Last night Fast Company hosted their 2012 Innovation by Design Awards, celebrating the designers and companies who’ve done their part in revolutionizing the way we think of design in the past twelve months.
The business/design magazine hybrid announced the competition in spring of this year, with the hope “to place designers at their rightful place at the forefront of business innovation.” By the June deadline, they had received over 1700 entries, ranging from products and spaces to interfaces and services. And last night, they held a bash to celebrate just 11 honorees (presidential debate be damned!).
Here are a few of our favorite winners:
Softwalks (Winner, Student Design) – As slightly jaded New Yorkers, this is a design victory in our book. Parsons students Howard Chamers and Bland Hoke devised Softwalks as a remedy to the dark, vaguely sketchy sidewalk sheds that can linger for months under scaffolding. Their kit includes seats, counter space (for a latte and a book?), planters, an aesthetically-pleasing screen and a light. Dank, grimy sidewalk sheds be gone.
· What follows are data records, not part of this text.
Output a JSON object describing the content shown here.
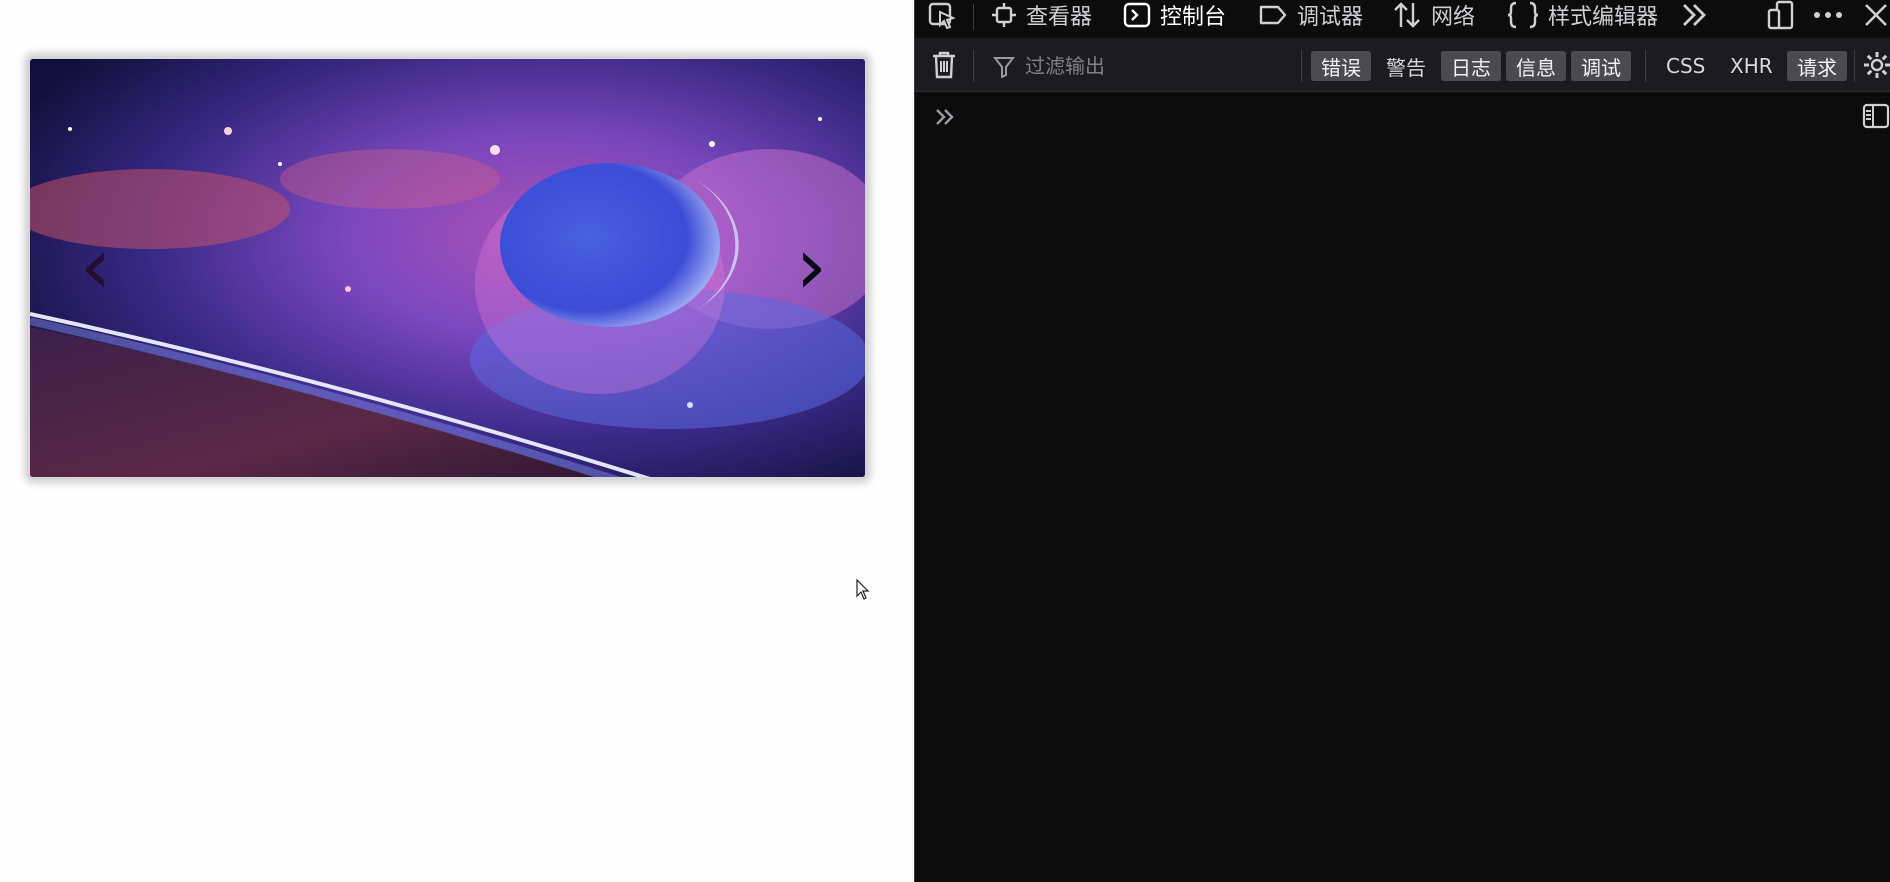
{
  "page": {
    "carousel": {
      "prev_label": "‹",
      "next_label": "›",
      "image_description_icon": "space-nebula-planet-image"
    }
  },
  "devtools": {
    "tabs": [
      {
        "label": "查看器",
        "icon": "inspector-icon"
      },
      {
        "label": "控制台",
        "icon": "console-icon",
        "active": true
      },
      {
        "label": "调试器",
        "icon": "debugger-icon"
      },
      {
        "label": "网络",
        "icon": "network-icon"
      },
      {
        "label": "样式编辑器",
        "icon": "style-editor-icon"
      }
    ],
    "filter_placeholder": "过滤输出",
    "filter_chips": [
      {
        "label": "错误",
        "on": true
      },
      {
        "label": "警告",
        "on": false
      },
      {
        "label": "日志",
        "on": true
      },
      {
        "label": "信息",
        "on": true
      },
      {
        "label": "调试",
        "on": true
      },
      {
        "label": "CSS",
        "on": false
      },
      {
        "label": "XHR",
        "on": false
      },
      {
        "label": "请求",
        "on": true
      }
    ],
    "colors": {
      "background": "#0c0c0d",
      "toolbar": "#1c1b22",
      "chip_on": "#4a4a52",
      "text": "#cfcfd4"
    }
  }
}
You may just want to sit and stay a while.
Pain Squad (Winner, Interactive Design) – Designed by firm Cundari for the Hospital for Sick Children, Pain Squad taps into gaming as a means to help sick children. This data-collection tool works cleverly under the guise of a simple iPhone game, allowing kids to better explain their pain, and be treated accordingly.
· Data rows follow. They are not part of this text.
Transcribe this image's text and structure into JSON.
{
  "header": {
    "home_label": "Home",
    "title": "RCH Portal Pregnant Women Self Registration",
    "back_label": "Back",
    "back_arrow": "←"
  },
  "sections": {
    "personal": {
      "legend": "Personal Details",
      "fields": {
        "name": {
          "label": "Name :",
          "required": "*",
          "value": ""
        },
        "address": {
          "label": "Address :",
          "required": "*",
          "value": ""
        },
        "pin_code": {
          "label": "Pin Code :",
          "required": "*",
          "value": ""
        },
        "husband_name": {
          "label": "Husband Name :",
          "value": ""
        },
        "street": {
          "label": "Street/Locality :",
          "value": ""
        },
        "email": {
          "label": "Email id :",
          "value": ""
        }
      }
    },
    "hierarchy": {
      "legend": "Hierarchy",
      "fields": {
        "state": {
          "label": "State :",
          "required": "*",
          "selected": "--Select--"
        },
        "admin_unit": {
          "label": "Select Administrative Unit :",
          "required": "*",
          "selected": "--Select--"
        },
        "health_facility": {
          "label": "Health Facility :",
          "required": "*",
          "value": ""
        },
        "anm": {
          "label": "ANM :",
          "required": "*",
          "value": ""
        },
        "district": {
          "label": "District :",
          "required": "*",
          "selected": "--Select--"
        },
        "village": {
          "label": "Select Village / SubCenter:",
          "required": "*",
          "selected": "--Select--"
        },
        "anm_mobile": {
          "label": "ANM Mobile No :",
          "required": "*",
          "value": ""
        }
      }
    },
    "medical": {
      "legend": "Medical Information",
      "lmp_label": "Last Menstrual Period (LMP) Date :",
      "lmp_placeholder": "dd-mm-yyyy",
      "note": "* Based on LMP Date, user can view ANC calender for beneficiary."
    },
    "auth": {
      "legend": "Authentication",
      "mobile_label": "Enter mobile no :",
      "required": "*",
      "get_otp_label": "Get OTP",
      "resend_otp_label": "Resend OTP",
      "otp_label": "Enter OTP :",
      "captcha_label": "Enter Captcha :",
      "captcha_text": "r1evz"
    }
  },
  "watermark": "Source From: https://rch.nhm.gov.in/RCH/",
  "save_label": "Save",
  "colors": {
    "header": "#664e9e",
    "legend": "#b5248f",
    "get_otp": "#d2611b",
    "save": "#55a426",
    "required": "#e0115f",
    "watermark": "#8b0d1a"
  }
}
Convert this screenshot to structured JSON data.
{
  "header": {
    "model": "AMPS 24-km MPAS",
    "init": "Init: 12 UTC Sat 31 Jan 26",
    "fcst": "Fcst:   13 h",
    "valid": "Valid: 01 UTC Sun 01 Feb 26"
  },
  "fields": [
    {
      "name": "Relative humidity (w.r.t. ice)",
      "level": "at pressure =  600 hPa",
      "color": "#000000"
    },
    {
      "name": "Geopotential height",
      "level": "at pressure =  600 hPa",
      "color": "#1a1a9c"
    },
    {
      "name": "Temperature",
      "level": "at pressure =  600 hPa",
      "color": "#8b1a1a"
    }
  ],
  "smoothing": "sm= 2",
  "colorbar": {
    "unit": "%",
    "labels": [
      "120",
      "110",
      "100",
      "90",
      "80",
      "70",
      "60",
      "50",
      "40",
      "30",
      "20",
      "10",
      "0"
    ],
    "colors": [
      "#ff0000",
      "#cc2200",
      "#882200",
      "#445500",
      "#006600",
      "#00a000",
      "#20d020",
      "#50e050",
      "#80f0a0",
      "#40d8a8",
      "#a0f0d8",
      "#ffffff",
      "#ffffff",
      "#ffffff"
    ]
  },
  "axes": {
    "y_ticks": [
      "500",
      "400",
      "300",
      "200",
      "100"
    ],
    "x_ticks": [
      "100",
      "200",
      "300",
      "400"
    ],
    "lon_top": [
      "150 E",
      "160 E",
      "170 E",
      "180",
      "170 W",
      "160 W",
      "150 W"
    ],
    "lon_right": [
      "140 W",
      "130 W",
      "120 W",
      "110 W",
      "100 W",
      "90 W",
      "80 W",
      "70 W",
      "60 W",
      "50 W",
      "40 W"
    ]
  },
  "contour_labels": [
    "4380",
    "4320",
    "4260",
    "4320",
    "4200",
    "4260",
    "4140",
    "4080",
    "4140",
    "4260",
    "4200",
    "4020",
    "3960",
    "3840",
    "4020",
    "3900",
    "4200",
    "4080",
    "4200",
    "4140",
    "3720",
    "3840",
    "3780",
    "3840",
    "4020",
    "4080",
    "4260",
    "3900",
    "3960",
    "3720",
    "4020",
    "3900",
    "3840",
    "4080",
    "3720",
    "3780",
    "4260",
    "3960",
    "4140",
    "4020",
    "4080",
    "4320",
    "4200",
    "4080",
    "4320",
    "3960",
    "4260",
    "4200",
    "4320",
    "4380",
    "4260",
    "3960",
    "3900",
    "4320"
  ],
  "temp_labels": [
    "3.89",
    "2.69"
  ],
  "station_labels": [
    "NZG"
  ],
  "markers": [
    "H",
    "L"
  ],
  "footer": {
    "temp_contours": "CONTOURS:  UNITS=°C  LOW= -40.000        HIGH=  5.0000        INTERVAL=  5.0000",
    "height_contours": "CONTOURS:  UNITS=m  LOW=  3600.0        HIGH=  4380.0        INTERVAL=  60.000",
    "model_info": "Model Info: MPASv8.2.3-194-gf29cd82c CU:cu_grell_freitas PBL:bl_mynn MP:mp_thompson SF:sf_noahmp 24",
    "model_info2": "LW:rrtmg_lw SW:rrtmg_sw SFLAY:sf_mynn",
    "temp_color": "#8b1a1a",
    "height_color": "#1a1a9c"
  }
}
Embrace Infant Warmer (Winner, Industrial Equipment) – This economically friendly incubator has the potential to minimize infant mortality rates around the world. Just a 30 minute charge offers enough warmth for a premature infant for up to six hours. While most incubators can cost thousands of dollars, Embrace’s innovative model is $200 making it a more feasible option in developing nations.
Facebook’s Prineville Data Center (Winner, Spaces) – Sheehan Partners’ latest Facebook campus in central Oregon is, as Fast Company puts it, a “massive airflow machine.” The building captures outside air and cools it with a pressurized mist, allowing the servers to be entirely self-cooled and significantly minimizing the space’s carbon footprint. This revolutionary fortress has already received LEED Gold certification and is 24% cheaper in upkeep than the average data center. Not to mention its chicly minimal good looks!